▸ Task goal
What lines of the data below hold the string "Meditate"? Copy each one out.

▸ Records drawn from a dataset
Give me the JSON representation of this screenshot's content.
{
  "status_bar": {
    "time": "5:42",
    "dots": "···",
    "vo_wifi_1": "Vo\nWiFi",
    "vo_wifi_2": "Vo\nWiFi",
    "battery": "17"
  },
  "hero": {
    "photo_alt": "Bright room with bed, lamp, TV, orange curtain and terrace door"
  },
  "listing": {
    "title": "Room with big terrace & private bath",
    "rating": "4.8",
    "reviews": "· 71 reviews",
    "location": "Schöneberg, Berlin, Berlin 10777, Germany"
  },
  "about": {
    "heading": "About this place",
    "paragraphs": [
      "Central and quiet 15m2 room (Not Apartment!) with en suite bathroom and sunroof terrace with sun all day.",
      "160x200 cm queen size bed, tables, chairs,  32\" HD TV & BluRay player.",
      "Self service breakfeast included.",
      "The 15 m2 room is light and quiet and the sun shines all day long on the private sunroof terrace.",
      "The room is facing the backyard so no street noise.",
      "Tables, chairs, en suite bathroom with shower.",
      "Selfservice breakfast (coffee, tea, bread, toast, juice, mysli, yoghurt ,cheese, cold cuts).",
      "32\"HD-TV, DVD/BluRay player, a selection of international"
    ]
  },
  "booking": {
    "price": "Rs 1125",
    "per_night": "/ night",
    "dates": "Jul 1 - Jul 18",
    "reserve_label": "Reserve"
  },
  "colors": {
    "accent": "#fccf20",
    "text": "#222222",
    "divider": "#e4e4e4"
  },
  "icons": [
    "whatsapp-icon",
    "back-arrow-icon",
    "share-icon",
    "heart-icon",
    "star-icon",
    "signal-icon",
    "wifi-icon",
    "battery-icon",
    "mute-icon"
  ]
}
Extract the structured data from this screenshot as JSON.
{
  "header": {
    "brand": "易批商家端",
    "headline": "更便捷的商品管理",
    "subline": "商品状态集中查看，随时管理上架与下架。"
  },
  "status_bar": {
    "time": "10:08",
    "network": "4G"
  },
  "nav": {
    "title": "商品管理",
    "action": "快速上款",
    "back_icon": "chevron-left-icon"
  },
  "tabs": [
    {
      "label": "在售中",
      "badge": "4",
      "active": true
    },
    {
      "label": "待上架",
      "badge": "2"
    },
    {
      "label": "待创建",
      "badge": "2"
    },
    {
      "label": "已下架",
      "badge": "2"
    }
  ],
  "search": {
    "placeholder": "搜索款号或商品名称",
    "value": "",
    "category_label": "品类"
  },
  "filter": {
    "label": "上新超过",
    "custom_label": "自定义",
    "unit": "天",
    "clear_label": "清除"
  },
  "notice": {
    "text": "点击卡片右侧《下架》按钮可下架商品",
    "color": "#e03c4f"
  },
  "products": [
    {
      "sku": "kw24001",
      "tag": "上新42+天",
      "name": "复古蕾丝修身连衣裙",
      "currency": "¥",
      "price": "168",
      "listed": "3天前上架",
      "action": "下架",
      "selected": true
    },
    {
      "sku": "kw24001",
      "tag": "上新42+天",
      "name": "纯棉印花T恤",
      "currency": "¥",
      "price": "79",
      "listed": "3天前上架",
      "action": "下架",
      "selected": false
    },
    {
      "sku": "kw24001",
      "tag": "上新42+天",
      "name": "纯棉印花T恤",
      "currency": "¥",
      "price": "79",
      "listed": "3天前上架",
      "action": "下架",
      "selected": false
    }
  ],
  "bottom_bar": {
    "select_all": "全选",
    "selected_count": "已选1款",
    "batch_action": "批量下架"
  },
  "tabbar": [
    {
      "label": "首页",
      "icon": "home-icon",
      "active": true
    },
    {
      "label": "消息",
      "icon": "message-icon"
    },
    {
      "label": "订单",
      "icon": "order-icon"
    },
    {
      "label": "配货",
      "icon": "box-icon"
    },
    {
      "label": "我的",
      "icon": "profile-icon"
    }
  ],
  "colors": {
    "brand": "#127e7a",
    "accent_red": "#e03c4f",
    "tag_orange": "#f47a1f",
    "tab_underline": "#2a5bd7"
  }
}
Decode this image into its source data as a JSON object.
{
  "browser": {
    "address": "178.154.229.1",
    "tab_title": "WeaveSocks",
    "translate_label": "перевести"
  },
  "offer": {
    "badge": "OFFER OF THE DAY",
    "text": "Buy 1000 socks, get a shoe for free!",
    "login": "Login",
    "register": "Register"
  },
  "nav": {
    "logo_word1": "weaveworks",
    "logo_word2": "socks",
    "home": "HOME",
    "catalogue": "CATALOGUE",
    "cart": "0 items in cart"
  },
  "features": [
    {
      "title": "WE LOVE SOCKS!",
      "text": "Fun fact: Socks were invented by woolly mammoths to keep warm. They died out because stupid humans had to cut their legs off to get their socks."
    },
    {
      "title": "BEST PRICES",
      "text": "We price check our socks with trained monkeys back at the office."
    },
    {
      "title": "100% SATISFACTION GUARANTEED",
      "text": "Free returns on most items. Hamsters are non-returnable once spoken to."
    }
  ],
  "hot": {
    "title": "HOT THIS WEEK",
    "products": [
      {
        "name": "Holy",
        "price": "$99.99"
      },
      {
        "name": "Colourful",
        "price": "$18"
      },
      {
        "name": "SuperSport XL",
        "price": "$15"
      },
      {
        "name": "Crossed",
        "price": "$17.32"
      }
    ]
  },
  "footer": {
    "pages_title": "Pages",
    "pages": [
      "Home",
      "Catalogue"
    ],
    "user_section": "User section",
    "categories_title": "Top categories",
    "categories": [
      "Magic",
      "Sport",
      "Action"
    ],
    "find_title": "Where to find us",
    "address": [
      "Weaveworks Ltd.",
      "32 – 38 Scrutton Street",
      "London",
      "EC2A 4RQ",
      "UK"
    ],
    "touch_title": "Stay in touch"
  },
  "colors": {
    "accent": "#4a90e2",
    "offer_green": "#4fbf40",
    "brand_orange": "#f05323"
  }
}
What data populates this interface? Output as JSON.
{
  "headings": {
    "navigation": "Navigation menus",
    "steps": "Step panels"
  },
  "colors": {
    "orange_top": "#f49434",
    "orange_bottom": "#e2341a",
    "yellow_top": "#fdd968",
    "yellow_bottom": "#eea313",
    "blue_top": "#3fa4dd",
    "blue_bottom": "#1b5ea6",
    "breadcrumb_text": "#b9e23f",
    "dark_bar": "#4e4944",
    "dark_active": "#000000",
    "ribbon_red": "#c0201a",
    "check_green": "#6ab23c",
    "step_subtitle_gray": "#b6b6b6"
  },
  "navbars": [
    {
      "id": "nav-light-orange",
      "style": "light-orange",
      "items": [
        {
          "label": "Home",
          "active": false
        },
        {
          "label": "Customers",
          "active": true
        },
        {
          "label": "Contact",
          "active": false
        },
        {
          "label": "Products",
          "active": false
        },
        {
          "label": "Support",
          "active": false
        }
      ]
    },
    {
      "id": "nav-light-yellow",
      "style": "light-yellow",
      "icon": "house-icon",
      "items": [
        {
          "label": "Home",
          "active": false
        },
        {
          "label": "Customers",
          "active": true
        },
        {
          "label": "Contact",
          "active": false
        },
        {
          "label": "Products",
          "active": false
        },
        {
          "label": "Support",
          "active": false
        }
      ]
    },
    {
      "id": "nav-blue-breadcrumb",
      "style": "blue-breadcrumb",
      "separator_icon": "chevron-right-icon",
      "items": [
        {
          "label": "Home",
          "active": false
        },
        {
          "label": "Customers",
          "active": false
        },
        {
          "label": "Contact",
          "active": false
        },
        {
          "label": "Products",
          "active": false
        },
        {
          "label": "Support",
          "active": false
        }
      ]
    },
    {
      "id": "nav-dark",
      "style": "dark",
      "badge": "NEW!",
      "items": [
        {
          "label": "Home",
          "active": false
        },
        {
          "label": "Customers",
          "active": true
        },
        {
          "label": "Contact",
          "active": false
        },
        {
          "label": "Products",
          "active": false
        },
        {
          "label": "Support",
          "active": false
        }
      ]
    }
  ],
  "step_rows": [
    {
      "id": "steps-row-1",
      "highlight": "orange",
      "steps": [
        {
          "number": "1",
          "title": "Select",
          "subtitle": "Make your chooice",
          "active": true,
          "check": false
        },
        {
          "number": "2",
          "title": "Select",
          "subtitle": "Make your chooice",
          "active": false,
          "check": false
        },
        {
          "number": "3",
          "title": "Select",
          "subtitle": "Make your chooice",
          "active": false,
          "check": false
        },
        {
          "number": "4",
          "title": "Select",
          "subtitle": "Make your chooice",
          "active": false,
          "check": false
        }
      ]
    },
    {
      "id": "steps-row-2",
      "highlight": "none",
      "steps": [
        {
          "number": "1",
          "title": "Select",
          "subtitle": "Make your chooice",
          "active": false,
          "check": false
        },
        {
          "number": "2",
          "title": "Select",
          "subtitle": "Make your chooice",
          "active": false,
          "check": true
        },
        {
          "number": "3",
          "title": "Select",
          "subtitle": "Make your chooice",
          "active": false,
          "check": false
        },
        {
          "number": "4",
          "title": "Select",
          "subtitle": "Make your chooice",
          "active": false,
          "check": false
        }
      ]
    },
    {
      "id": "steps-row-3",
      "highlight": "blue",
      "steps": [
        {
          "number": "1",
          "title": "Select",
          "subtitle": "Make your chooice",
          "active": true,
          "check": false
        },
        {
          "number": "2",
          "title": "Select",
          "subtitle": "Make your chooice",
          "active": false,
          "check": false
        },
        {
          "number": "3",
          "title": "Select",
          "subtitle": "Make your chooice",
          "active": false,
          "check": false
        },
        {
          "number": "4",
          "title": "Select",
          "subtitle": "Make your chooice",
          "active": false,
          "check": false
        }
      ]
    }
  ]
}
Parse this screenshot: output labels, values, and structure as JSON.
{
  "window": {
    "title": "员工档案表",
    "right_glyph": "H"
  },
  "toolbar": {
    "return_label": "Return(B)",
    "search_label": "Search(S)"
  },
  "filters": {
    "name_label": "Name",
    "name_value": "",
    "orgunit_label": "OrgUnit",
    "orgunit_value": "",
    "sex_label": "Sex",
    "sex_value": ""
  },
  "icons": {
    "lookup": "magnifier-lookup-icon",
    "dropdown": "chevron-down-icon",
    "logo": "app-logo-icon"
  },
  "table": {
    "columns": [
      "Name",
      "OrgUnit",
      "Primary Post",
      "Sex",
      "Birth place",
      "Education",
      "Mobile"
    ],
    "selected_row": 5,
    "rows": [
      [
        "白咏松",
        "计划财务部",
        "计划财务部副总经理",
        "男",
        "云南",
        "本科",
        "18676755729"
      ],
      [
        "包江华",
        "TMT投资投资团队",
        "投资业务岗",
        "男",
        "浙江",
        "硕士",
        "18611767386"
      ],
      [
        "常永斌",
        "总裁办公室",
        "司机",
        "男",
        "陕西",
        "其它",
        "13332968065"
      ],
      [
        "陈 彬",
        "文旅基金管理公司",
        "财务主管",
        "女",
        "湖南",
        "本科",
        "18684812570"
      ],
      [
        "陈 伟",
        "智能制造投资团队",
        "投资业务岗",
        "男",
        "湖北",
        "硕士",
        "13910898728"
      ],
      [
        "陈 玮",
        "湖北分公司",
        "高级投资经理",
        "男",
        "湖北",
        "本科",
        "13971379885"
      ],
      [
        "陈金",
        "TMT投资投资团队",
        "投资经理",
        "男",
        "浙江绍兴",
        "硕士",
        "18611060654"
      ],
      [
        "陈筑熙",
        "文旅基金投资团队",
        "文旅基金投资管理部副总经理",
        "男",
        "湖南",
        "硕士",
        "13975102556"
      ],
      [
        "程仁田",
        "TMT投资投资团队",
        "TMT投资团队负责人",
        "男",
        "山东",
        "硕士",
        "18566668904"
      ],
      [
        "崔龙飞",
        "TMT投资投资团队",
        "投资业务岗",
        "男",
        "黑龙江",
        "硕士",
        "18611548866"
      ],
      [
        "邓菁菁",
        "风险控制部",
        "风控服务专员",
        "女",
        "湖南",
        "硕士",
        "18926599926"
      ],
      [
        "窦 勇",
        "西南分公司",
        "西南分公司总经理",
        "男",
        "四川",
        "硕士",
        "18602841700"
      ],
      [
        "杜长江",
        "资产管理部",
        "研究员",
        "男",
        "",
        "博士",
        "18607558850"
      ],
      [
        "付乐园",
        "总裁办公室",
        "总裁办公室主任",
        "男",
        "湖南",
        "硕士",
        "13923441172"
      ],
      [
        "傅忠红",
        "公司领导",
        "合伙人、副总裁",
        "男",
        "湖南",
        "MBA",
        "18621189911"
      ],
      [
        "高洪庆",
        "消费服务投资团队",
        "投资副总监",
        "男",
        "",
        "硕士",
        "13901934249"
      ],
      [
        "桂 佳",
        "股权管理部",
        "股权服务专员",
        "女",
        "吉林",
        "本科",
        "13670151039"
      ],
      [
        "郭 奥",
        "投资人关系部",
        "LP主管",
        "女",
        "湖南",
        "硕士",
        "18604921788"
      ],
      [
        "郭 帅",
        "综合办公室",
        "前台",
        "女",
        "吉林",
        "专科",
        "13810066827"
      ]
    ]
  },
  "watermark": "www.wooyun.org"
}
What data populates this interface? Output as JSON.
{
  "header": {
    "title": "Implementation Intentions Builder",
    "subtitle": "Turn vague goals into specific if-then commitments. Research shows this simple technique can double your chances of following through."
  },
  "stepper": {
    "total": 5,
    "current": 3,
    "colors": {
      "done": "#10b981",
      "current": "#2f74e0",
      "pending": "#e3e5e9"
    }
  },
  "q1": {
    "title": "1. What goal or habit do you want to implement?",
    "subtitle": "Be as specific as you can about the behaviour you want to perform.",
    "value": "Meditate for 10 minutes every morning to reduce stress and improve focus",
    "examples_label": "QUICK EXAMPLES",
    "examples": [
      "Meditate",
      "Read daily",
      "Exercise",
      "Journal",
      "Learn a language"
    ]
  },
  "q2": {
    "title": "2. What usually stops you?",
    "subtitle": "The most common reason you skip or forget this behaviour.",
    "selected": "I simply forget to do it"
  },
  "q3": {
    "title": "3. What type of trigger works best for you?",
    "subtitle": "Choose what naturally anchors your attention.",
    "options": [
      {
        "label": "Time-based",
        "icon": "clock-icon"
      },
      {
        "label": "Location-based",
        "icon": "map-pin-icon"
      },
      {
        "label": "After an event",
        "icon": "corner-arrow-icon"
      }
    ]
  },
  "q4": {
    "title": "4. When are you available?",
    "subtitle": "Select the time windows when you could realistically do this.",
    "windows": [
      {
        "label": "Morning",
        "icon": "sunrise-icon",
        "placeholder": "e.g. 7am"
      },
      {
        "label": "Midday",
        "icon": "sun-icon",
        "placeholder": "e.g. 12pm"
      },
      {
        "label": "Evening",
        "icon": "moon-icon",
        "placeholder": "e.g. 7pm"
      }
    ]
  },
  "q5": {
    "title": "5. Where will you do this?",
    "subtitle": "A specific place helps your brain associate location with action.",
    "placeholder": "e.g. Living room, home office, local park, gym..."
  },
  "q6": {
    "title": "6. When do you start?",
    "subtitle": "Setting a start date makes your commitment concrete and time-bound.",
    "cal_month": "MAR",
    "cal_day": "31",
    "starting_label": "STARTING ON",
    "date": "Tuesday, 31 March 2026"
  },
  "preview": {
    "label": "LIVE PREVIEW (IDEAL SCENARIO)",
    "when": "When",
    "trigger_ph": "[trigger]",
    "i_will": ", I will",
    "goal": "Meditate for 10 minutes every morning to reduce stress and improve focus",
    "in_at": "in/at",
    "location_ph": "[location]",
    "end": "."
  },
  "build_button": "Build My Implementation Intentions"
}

▸ Output for this exercise
    "value": "Meditate for 10 minutes every morning to reduce stress and improve focus",
      "Meditate",
    "goal": "Meditate for 10 minutes every morning to reduce stress and improve focus",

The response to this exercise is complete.